Source data:
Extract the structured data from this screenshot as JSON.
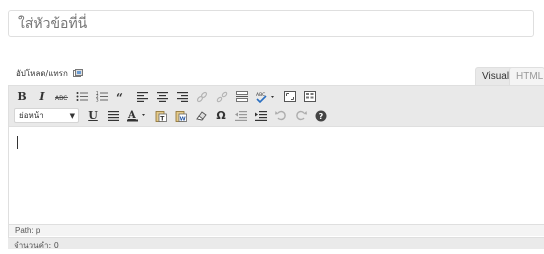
{
  "title_field": {
    "placeholder": "ใส่หัวข้อที่นี่"
  },
  "upload": {
    "label": "อัปโหลด/แทรก"
  },
  "tabs": {
    "visual": "Visual",
    "html": "HTML"
  },
  "toolbar": {
    "format_select": {
      "value": "ย่อหน้า"
    },
    "bold": "B",
    "italic": "I",
    "strike": "ABC",
    "underline": "U",
    "omega": "Ω"
  },
  "status": {
    "path_label": "Path: p"
  },
  "word_count": {
    "label": "จำนวนคำ: 0"
  },
  "colors": {
    "toolbar_bg": "#e9e9e9",
    "border": "#dfdfdf",
    "placeholder": "#a6a6a6"
  }
}
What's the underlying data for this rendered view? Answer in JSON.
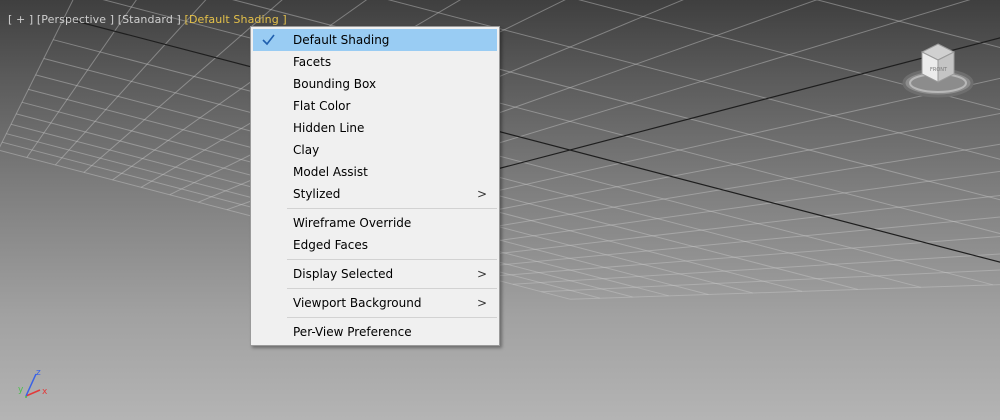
{
  "viewport": {
    "labels": [
      "[ + ]",
      "[Perspective ]",
      "[Standard ]",
      "[Default Shading ]"
    ],
    "active_label": "[Default Shading ]"
  },
  "menu": {
    "items": [
      {
        "label": "Default Shading",
        "checked": true,
        "highlighted": true
      },
      {
        "label": "Facets"
      },
      {
        "label": "Bounding Box"
      },
      {
        "label": "Flat Color"
      },
      {
        "label": "Hidden Line"
      },
      {
        "label": "Clay"
      },
      {
        "label": "Model Assist"
      },
      {
        "label": "Stylized",
        "submenu": true
      },
      {
        "label": "Wireframe Override"
      },
      {
        "label": "Edged Faces"
      },
      {
        "label": "Display Selected",
        "submenu": true
      },
      {
        "label": "Viewport Background",
        "submenu": true
      },
      {
        "label": "Per-View Preference"
      }
    ],
    "submenu_arrow": ">"
  },
  "viewcube": {
    "face_label": "FRONT"
  },
  "gizmo": {
    "x": "x",
    "y": "y",
    "z": "z"
  },
  "colors": {
    "menu_highlight": "#99ccf3",
    "active_label": "#e4c14a",
    "axis_x": "#e23a3a",
    "axis_y": "#4bbf4b",
    "axis_z": "#3a62e6"
  }
}
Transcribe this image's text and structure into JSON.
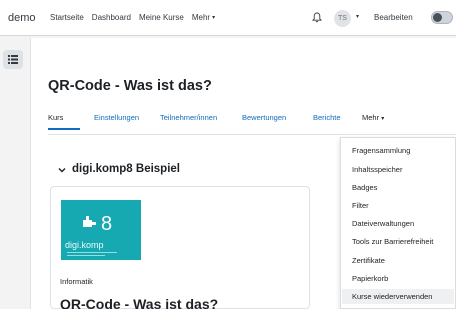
{
  "navbar": {
    "brand": "demo",
    "links": [
      "Startseite",
      "Dashboard",
      "Meine Kurse"
    ],
    "more": "Mehr",
    "avatar_initials": "TS",
    "edit_label": "Bearbeiten"
  },
  "page": {
    "title": "QR-Code - Was ist das?"
  },
  "secondary_nav": {
    "items": [
      "Kurs",
      "Einstellungen",
      "Teilnehmer/innen",
      "Bewertungen",
      "Berichte"
    ],
    "more": "Mehr"
  },
  "section": {
    "title": "digi.komp8 Beispiel"
  },
  "course_card": {
    "logo_text": "digi.komp",
    "logo_digit": "8",
    "category": "Informatik",
    "title": "QR-Code - Was ist das?"
  },
  "dropdown": {
    "items": [
      "Fragensammlung",
      "Inhaltsspeicher",
      "Badges",
      "Filter",
      "Dateiverwaltungen",
      "Tools zur Barrierefreiheit",
      "Zertifikate",
      "Papierkorb",
      "Kurse wiederverwenden"
    ]
  }
}
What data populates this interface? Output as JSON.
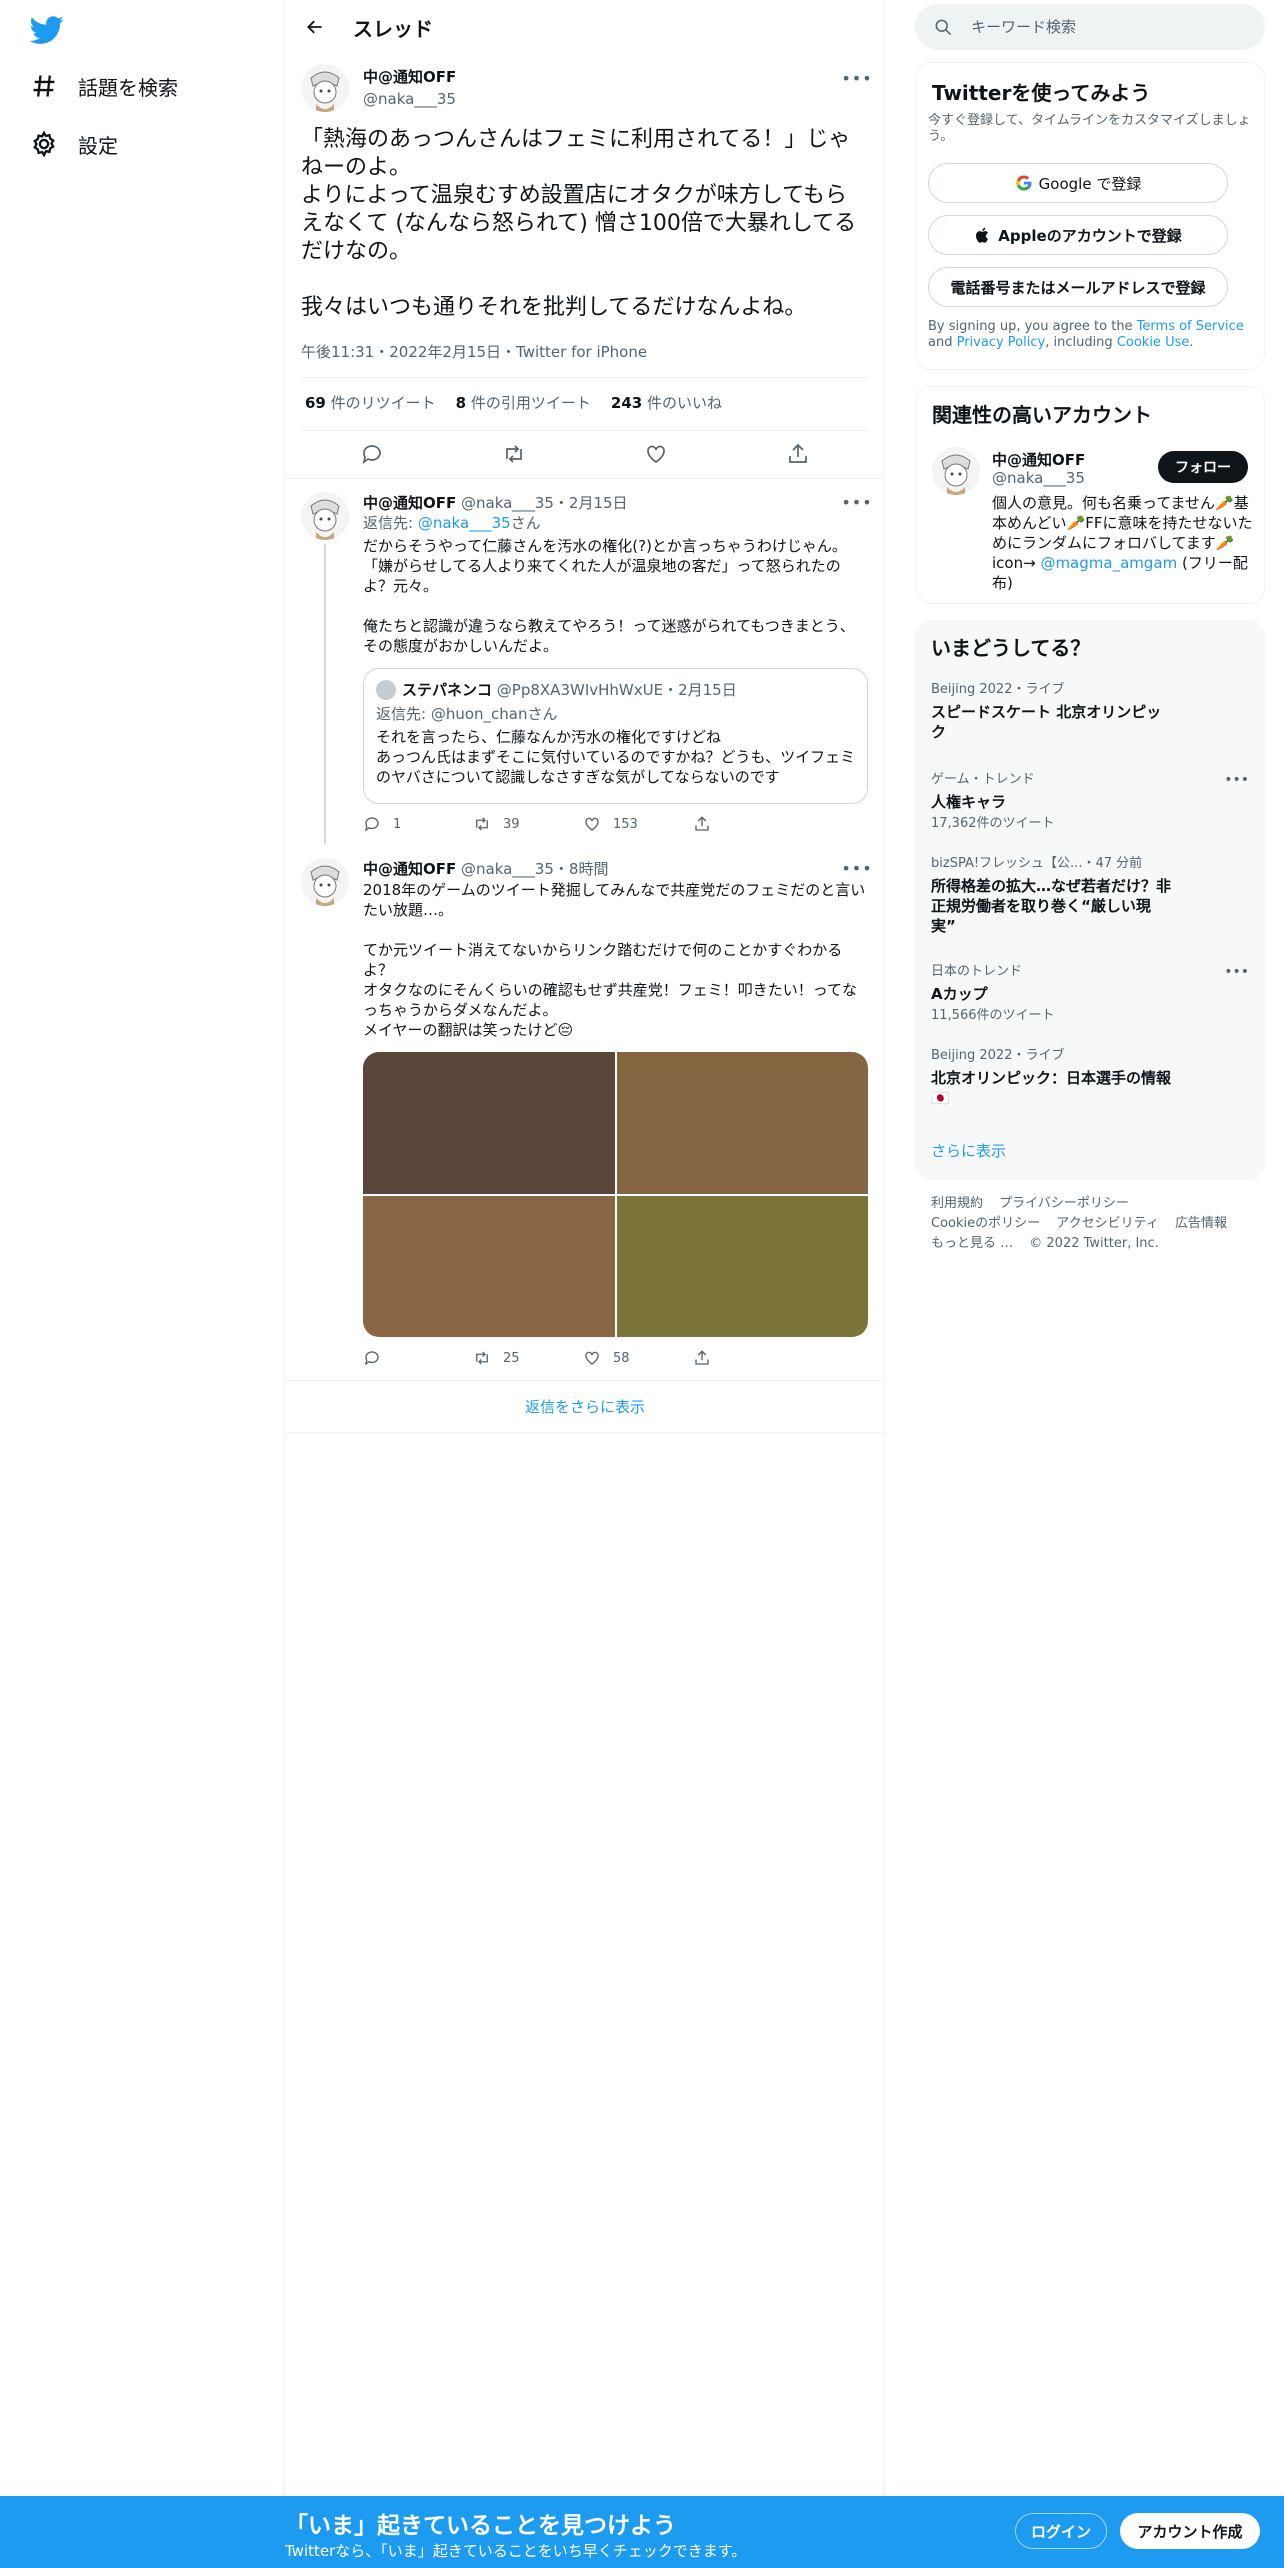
{
  "colors": {
    "brand": "#1d9bf0",
    "text": "#0f1419",
    "secondary": "#536471"
  },
  "nav": {
    "logo_icon": "twitter-bird-icon",
    "items": [
      {
        "icon": "hashtag-icon",
        "label": "話題を検索"
      },
      {
        "icon": "gear-icon",
        "label": "設定"
      }
    ]
  },
  "header": {
    "title": "スレッド"
  },
  "focal": {
    "name": "中@通知OFF",
    "handle": "@naka___35",
    "text": "「熱海のあっつんさんはフェミに利用されてる！」じゃねーのよ。\nよりによって温泉むすめ設置店にオタクが味方してもらえなくて (なんなら怒られて) 憎さ100倍で大暴れしてるだけなの。\n\n我々はいつも通りそれを批判してるだけなんよね。",
    "meta": "午後11:31・2022年2月15日・Twitter for iPhone",
    "stats": {
      "retweets": "69",
      "retweets_label": "件のリツイート",
      "quotes": "8",
      "quotes_label": "件の引用ツイート",
      "likes": "243",
      "likes_label": "件のいいね"
    }
  },
  "replies": [
    {
      "name": "中@通知OFF",
      "meta": "@naka___35・2月15日",
      "replyto_prefix": "返信先: ",
      "replyto_handle": "@naka___35",
      "replyto_suffix": "さん",
      "text": "だからそうやって仁藤さんを汚水の権化(?)とか言っちゃうわけじゃん。「嫌がらせしてる人より来てくれた人が温泉地の客だ」って怒られたのよ？元々。\n\n俺たちと認識が違うなら教えてやろう！って迷惑がられてもつきまとう、その態度がおかしいんだよ。",
      "quote": {
        "name": "ステパネンコ",
        "meta": "@Pp8XA3WIvHhWxUE・2月15日",
        "replyto": "返信先: @huon_chanさん",
        "text": "それを言ったら、仁藤なんか汚水の権化ですけどね\nあっつん氏はまずそこに気付いているのですかね？どうも、ツイフェミのヤバさについて認識しなさすぎな気がしてならないのです"
      },
      "counts": {
        "reply": "1",
        "retweet": "39",
        "like": "153"
      }
    },
    {
      "name": "中@通知OFF",
      "meta": "@naka___35・8時間",
      "text": "2018年のゲームのツイート発掘してみんなで共産党だのフェミだのと言いたい放題…。\n\nてか元ツイート消えてないからリンク踏むだけで何のことかすぐわかるよ？\nオタクなのにそんくらいの確認もせず共産党！フェミ！叩きたい！ってなっちゃうからダメなんだよ。\nメイヤーの翻訳は笑ったけど😔",
      "media_colors": [
        "#5a4639",
        "#866543",
        "#8a6744",
        "#7b7539"
      ],
      "counts": {
        "reply": "",
        "retweet": "25",
        "like": "58"
      }
    }
  ],
  "show_more_replies": "返信をさらに表示",
  "search": {
    "placeholder": "キーワード検索"
  },
  "signup": {
    "title": "Twitterを使ってみよう",
    "desc": "今すぐ登録して、タイムラインをカスタマイズしましょう。",
    "google": "Google で登録",
    "apple": "Appleのアカウントで登録",
    "phone": "電話番号またはメールアドレスで登録",
    "legal_1": "By signing up, you agree to the ",
    "legal_tos": "Terms of Service",
    "legal_2": " and ",
    "legal_privacy": "Privacy Policy",
    "legal_3": ", including ",
    "legal_cookie": "Cookie Use",
    "legal_4": "."
  },
  "related": {
    "title": "関連性の高いアカウント",
    "name": "中@通知OFF",
    "handle": "@naka___35",
    "follow": "フォロー",
    "bio_1": "個人の意見。何も名乗ってません🥕基本めんどい🥕FFに意味を持たせないためにランダムにフォロバしてます🥕icon→ ",
    "bio_link": "@magma_amgam",
    "bio_2": " (フリー配布)"
  },
  "trends": {
    "title": "いまどうしてる？",
    "items": [
      {
        "context": "Beijing 2022・ライブ",
        "title": "スピードスケート 北京オリンピック",
        "count": ""
      },
      {
        "context": "ゲーム・トレンド",
        "title": "人権キャラ",
        "count": "17,362件のツイート"
      },
      {
        "context": "bizSPA!フレッシュ【公...・47 分前",
        "title": "所得格差の拡大…なぜ若者だけ？非正規労働者を取り巻く“厳しい現実”",
        "count": ""
      },
      {
        "context": "日本のトレンド",
        "title": "Aカップ",
        "count": "11,566件のツイート"
      },
      {
        "context": "Beijing 2022・ライブ",
        "title": "北京オリンピック：日本選手の情報 🇯🇵",
        "count": ""
      }
    ],
    "more": "さらに表示"
  },
  "footer": {
    "links": [
      "利用規約",
      "プライバシーポリシー",
      "Cookieのポリシー",
      "アクセシビリティ",
      "広告情報",
      "もっと見る …"
    ],
    "copyright": "© 2022 Twitter, Inc."
  },
  "bottombar": {
    "title": "「いま」起きていることを見つけよう",
    "subtitle": "Twitterなら、「いま」起きていることをいち早くチェックできます。",
    "login": "ログイン",
    "signup": "アカウント作成"
  }
}
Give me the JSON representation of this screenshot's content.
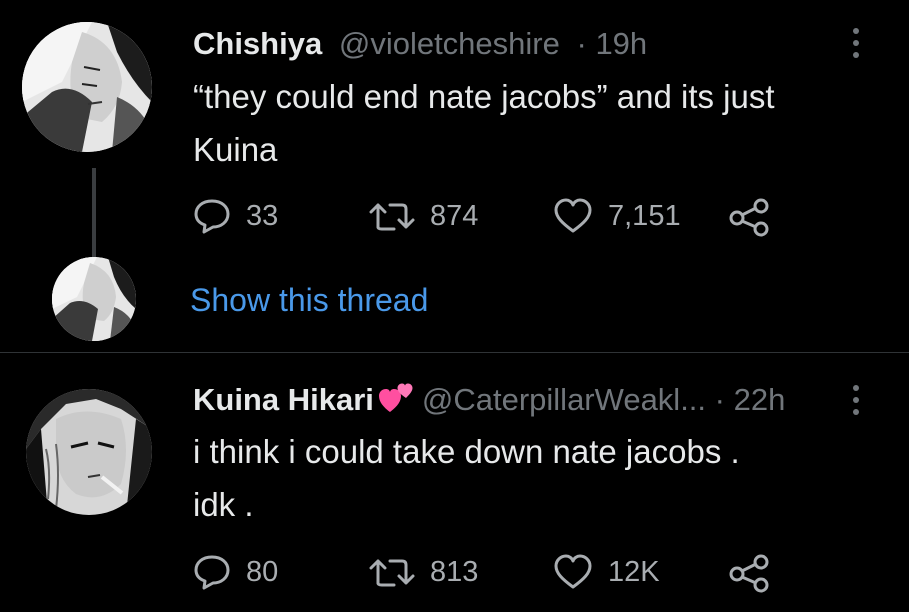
{
  "thread": {
    "tweet1": {
      "display_name": "Chishiya",
      "handle": "@violetcheshire",
      "separator": "·",
      "time": "19h",
      "text_line1": "“they could end nate jacobs” and its just",
      "text_line2": " Kuina",
      "replies": "33",
      "retweets": "874",
      "likes": "7,151",
      "show_thread_label": "Show this thread"
    },
    "tweet2": {
      "display_name": "Kuina Hikari",
      "emoji": "pink-hearts-emoji",
      "handle": "@CaterpillarWeakl...",
      "separator": "·",
      "time": "22h",
      "text_line1": "i think i could take down nate jacobs .",
      "text_line2": "idk .",
      "replies": "80",
      "retweets": "813",
      "likes": "12K"
    }
  },
  "icons": {
    "reply": "reply-icon",
    "retweet": "retweet-icon",
    "like": "heart-icon",
    "share": "share-icon",
    "more": "more-icon"
  },
  "colors": {
    "background": "#000000",
    "text_primary": "#e7e9ea",
    "text_secondary": "#71767b",
    "link": "#4a99e9",
    "divider": "#2f3336",
    "heart_pink": "#ff4fa0"
  }
}
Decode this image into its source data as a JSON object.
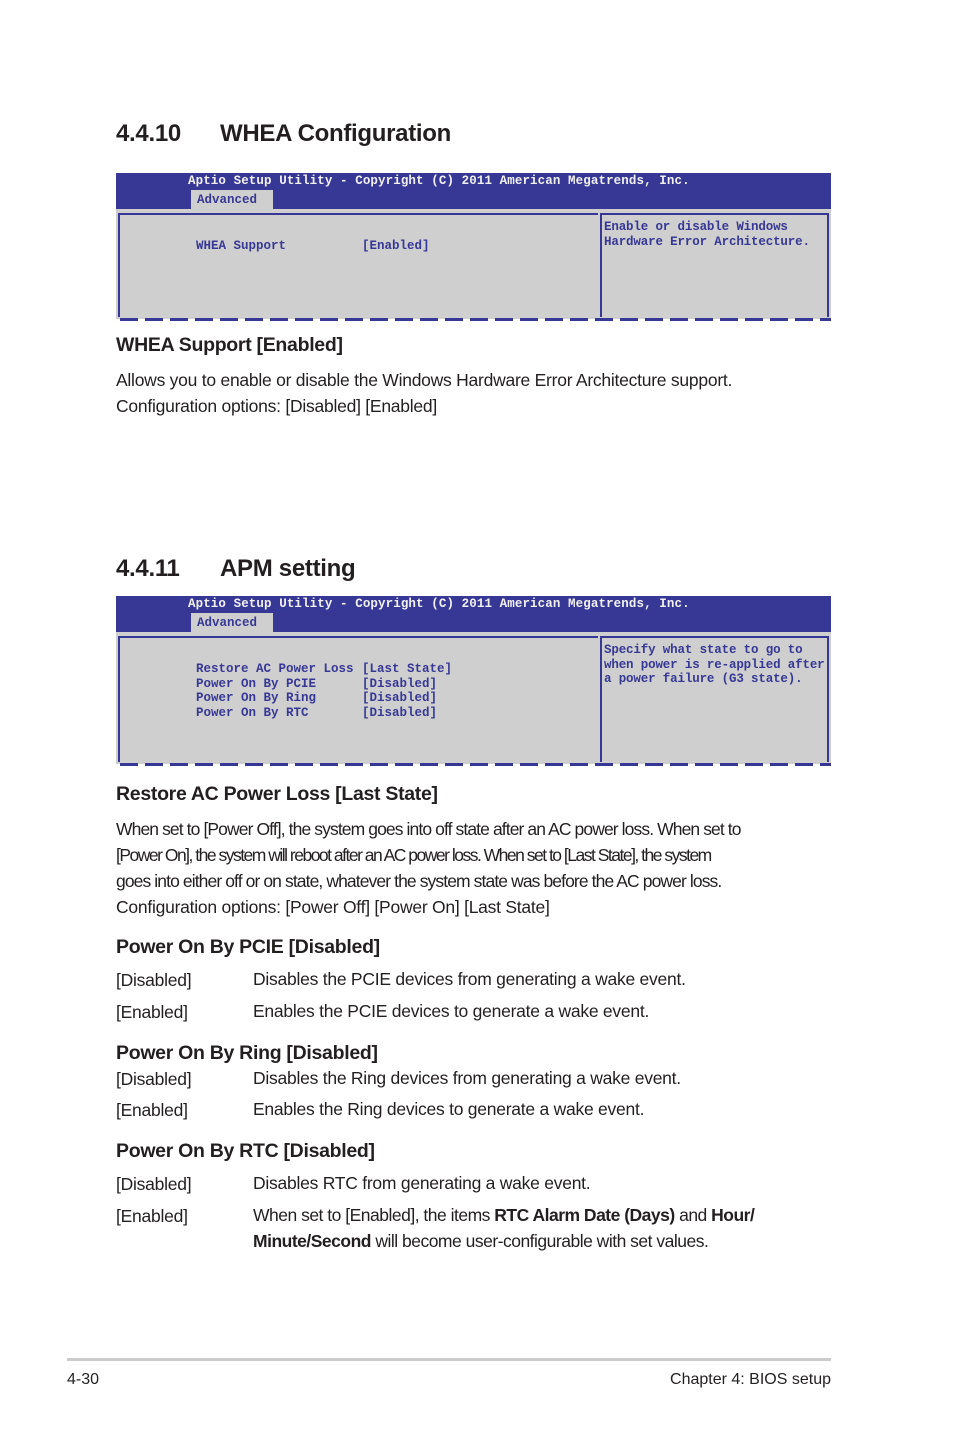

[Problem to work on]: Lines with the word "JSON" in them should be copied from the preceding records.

[Task answer]:
Extract the structured data from this screenshot as JSON.
What's the underlying data for this rendered view? Answer in JSON.
Transcribe this image's text and structure into JSON.
What data populates this interface? Output as JSON.
Give me the JSON representation of this screenshot's content.
Decode this image into its source data as a JSON object.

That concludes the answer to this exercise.